Identify, in the records below, every line where the string "style" appears, and copy each such line.
········
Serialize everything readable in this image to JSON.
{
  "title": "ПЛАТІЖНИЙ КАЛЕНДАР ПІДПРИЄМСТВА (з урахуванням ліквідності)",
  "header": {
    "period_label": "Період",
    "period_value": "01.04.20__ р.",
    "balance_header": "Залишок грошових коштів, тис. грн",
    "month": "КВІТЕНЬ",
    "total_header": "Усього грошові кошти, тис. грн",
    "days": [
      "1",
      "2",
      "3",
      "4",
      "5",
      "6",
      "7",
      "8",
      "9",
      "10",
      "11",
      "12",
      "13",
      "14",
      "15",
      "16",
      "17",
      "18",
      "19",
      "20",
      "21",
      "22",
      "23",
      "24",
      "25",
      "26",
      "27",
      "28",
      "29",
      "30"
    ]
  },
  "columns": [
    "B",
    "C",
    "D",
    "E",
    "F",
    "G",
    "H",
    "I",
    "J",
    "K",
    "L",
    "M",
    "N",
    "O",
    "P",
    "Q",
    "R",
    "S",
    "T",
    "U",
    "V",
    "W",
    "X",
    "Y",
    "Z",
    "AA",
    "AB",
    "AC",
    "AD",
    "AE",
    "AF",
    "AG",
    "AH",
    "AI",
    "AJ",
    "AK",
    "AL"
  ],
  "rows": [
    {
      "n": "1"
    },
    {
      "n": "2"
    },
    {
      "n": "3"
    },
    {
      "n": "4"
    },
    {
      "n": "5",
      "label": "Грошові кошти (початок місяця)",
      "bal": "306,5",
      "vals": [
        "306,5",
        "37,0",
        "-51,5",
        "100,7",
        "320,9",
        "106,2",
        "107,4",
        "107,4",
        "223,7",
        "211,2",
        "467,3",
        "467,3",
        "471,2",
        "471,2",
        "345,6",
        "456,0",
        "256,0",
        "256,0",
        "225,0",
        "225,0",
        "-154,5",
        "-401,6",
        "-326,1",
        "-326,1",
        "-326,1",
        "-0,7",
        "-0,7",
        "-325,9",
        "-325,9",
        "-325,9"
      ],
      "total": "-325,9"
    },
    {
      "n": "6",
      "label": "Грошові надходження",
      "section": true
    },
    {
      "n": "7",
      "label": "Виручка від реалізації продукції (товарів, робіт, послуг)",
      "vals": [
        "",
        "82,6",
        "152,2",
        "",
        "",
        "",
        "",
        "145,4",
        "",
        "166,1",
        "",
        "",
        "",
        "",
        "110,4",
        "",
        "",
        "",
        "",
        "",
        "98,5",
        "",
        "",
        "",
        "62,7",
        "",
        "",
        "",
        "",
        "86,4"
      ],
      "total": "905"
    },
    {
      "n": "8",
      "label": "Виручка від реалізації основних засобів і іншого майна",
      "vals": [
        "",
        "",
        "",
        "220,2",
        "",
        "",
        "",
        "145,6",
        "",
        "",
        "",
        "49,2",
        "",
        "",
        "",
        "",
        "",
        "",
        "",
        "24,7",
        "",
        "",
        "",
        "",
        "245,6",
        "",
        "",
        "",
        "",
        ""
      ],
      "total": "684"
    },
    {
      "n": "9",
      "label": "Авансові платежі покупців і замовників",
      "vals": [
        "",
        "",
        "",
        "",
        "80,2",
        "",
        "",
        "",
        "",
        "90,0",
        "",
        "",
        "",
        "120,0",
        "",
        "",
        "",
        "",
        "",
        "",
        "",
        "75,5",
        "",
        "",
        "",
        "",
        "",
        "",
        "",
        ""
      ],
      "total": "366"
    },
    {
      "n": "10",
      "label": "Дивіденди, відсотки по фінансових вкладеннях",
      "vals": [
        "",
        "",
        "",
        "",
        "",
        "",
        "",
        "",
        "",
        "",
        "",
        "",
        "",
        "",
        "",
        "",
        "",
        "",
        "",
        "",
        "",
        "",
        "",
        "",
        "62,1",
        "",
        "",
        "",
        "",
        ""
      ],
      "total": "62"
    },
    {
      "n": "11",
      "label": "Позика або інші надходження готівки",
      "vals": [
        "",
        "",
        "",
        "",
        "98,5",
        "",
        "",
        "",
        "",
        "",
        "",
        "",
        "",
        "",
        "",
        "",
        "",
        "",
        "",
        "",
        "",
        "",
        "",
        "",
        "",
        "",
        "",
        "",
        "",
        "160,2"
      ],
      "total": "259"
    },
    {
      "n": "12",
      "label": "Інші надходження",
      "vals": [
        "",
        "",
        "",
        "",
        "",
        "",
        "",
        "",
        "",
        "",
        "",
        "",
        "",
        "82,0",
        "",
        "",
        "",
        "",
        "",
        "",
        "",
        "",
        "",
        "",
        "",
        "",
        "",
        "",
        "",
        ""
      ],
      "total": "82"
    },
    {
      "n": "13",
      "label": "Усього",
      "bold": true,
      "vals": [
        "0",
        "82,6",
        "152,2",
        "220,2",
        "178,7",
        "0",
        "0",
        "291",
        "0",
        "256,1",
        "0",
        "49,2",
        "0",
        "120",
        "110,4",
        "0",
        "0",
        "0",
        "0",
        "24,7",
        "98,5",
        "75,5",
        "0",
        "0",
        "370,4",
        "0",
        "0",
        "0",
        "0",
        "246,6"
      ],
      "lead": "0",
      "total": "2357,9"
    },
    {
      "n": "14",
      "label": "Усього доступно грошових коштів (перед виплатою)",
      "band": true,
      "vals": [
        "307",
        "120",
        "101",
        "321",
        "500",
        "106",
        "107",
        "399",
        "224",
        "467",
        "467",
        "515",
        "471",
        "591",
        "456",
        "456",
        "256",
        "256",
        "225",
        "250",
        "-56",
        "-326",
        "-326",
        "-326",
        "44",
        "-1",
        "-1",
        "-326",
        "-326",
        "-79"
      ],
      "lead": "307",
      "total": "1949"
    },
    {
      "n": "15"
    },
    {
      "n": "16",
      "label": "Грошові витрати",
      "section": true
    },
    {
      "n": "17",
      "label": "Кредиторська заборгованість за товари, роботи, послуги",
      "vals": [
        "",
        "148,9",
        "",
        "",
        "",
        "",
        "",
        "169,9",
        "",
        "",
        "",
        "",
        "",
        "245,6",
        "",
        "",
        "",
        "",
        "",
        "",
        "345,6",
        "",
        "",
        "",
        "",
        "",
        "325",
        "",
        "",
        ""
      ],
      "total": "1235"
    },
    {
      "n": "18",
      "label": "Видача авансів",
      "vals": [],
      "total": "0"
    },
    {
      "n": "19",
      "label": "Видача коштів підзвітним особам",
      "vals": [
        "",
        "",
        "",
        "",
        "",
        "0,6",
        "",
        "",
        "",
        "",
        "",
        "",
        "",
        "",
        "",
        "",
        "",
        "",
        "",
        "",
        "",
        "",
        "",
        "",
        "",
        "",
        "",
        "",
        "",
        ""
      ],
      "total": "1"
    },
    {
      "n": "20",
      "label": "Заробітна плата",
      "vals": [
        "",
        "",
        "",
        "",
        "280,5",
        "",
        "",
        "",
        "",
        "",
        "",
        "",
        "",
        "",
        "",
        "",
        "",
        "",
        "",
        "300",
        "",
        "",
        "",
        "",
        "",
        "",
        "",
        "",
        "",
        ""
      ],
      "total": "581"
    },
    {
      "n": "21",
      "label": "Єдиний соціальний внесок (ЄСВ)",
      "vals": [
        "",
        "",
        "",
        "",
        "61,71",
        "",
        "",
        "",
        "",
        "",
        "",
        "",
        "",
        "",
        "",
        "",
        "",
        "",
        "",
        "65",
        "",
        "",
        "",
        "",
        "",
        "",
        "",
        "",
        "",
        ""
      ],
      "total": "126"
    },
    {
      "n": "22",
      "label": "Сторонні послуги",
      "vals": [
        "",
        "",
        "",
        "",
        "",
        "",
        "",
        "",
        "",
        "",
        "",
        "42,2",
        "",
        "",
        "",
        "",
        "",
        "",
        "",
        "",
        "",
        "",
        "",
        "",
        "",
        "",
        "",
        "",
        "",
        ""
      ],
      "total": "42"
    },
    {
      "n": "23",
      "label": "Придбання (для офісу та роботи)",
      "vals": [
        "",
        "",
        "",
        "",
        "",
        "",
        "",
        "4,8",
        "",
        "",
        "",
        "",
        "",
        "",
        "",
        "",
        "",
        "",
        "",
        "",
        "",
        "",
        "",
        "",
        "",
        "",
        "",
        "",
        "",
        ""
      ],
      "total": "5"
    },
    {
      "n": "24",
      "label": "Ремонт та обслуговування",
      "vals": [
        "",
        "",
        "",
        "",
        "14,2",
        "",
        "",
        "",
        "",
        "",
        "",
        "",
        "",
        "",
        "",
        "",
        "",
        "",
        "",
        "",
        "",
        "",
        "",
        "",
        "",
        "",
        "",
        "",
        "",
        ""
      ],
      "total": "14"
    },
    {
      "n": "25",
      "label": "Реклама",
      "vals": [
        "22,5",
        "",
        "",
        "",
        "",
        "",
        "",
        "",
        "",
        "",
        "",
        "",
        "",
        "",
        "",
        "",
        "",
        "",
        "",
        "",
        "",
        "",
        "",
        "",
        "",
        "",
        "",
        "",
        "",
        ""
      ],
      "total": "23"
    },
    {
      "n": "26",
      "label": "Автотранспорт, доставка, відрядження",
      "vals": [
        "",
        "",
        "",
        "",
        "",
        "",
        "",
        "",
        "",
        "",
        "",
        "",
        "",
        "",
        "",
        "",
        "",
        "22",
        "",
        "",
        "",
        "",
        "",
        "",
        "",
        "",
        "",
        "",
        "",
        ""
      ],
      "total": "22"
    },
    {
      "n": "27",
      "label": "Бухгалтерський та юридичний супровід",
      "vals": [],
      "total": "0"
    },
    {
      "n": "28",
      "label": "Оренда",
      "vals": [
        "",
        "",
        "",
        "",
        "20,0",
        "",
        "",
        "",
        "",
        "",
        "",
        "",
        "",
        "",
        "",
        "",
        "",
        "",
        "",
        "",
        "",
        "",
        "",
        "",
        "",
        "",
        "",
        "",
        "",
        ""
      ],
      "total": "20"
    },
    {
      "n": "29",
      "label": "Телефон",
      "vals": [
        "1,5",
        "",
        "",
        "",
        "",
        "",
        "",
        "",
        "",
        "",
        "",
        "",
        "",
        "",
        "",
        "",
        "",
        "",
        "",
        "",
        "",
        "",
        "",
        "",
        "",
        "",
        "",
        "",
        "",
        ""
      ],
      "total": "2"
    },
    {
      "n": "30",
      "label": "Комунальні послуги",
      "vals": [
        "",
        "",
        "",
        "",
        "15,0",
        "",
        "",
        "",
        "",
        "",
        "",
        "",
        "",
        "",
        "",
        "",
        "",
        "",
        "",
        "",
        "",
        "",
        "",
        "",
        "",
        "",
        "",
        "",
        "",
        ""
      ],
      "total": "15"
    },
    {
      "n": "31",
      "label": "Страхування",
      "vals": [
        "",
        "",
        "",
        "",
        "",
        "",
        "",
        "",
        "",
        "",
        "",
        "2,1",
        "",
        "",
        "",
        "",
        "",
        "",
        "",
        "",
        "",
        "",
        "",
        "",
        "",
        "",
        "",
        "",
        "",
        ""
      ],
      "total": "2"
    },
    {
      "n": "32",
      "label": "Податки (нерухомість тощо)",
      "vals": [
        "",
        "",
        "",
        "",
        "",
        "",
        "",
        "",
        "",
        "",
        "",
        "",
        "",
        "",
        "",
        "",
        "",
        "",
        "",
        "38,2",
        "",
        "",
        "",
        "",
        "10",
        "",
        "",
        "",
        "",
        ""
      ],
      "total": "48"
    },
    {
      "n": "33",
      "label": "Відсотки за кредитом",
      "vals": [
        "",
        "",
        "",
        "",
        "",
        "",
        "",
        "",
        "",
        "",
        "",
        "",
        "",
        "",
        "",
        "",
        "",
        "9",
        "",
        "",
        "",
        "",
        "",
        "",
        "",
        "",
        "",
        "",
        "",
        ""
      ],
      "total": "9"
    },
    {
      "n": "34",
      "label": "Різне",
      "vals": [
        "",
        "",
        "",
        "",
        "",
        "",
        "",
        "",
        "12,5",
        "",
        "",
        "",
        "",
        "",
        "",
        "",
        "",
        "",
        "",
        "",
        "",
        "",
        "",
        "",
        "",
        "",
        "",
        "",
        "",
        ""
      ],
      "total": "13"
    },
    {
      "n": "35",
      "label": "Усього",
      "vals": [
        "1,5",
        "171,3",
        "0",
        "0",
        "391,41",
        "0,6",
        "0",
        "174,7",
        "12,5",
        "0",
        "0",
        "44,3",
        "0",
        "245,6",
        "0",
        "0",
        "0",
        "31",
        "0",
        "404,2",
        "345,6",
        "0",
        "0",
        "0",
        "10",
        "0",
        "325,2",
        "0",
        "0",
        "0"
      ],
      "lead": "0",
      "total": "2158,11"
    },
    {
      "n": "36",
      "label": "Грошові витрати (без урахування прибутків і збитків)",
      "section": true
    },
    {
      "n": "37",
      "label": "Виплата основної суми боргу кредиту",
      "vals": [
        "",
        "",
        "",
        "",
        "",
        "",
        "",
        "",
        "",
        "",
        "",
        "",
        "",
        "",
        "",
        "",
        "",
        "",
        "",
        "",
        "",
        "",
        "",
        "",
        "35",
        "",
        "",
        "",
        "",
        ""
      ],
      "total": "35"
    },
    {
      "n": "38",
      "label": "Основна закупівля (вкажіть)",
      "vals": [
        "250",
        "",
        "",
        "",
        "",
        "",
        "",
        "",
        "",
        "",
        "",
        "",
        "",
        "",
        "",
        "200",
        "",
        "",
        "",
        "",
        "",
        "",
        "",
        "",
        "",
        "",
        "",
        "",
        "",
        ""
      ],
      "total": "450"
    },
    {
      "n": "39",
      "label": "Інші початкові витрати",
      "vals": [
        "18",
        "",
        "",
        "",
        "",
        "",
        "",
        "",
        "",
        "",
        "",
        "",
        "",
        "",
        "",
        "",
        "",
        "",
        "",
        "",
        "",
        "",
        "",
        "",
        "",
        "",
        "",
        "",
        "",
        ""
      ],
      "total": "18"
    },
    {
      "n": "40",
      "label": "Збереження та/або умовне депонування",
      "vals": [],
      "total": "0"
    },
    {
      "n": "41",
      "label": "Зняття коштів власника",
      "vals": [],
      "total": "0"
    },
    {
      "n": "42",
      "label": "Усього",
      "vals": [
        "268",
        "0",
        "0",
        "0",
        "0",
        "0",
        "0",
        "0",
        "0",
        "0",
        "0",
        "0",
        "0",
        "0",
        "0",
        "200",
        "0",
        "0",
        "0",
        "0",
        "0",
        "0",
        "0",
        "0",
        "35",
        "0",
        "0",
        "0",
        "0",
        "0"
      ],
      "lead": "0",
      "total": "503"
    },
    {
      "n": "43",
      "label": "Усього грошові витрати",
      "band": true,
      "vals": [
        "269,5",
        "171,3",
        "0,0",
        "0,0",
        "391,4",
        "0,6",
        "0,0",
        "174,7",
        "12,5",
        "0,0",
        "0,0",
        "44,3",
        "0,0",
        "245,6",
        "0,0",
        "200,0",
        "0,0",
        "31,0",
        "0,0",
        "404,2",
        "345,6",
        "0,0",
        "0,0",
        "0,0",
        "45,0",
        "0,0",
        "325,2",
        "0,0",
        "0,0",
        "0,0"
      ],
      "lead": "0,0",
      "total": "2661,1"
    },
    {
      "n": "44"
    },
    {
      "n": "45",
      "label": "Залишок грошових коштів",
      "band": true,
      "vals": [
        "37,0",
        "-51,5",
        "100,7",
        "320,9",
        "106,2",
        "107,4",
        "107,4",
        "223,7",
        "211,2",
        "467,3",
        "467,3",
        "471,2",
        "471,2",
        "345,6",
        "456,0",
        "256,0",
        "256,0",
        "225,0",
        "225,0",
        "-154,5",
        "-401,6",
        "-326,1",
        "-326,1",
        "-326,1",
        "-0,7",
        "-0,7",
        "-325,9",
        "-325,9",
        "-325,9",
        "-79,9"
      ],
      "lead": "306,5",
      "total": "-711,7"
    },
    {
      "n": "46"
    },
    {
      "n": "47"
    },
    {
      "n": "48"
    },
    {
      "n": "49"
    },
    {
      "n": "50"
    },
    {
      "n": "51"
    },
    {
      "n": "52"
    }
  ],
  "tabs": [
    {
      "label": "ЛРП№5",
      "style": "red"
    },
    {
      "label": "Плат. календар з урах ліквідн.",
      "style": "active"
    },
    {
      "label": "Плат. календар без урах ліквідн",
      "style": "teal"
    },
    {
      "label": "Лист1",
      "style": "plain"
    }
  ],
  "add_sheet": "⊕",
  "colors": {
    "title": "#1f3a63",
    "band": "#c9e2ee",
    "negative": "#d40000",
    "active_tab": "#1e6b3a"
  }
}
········
* **RESPONSE AREA**
      "style": "red"
      "style": "active"
      "style": "teal"
      "style": "plain"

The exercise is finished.